In terms of minimum coverage requirements, Texas is an at-fault state, though its insurance requirements make it more of a “comparative fault” state. In Texas, each driver has to take financial responsibility for any crash in which they are more than 50% at fault. For this reason, most Texas drivers carry liability insurance.
Texas Transportation Code §601.072 details the minimum amount of car insurance drivers must carry in the state, which is 30/60/25. That means car insurance coverage must provide:
- $30,000 for bodily injury to or death of one person in one accident;
- $60,000 for bodily injury to or death of two or more persons in one accident, and
- $25,000 for damage to or destruction of property of others in one accident.
Factors Allowed in Fort Worth Car Insurance Rates
Across the country, there are criteria insurers use to determine your car insurance rates. In Fort Worth, Texas, the criteria used are:
- Marital status
- Credit score
- Driving record
- Level of coverage
Discounts for Car Insurance in Fort Worth
If you’re a Fort Worth driver looking to save money, you might want to take advantage of discounts available through your auto insurance carrier. These might include:
- Good driver discount
- Multi-car discount
- Anti-theft discount
- Student discount
- Military discount
- Multi-policy discount
- Mature, retired, or senior discount
What Are the Penalties for Driving Without Insurance in Fort Worth?

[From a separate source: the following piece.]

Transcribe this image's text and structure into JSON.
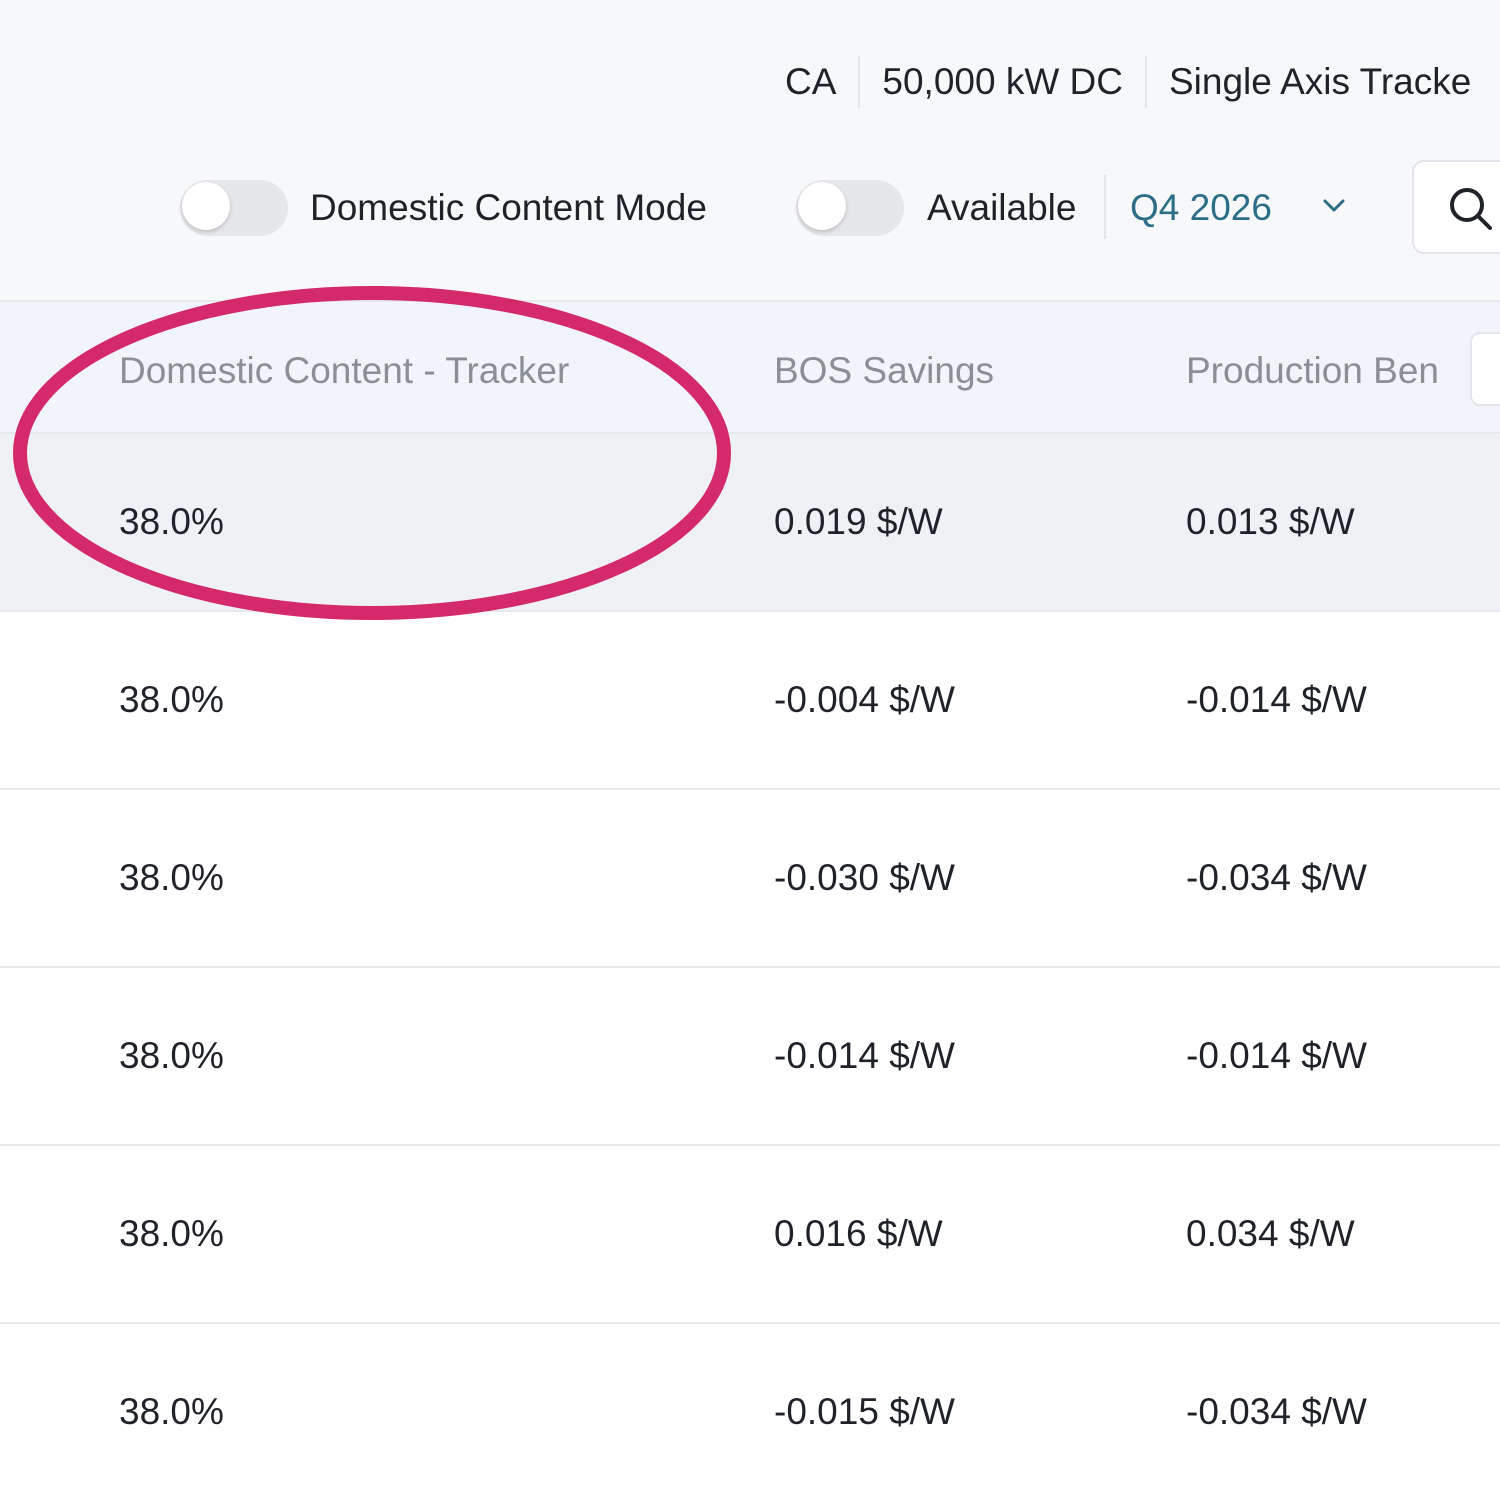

Auto insurance is not an option in the state of Texas — it’s mandatory. Drivers must carry the minimum amount of coverage or pay penalties, especially those found driving without coverage. First offense uninsured drivers can expect to pay fines between $175 and $350. That amount rises sharply if you’re caught driving without insurance again. Fines for second offenders within three years of an initial offense will cost between $350 and $1,000. A repeat offender also risks having their license revoked and their vehicle impounded.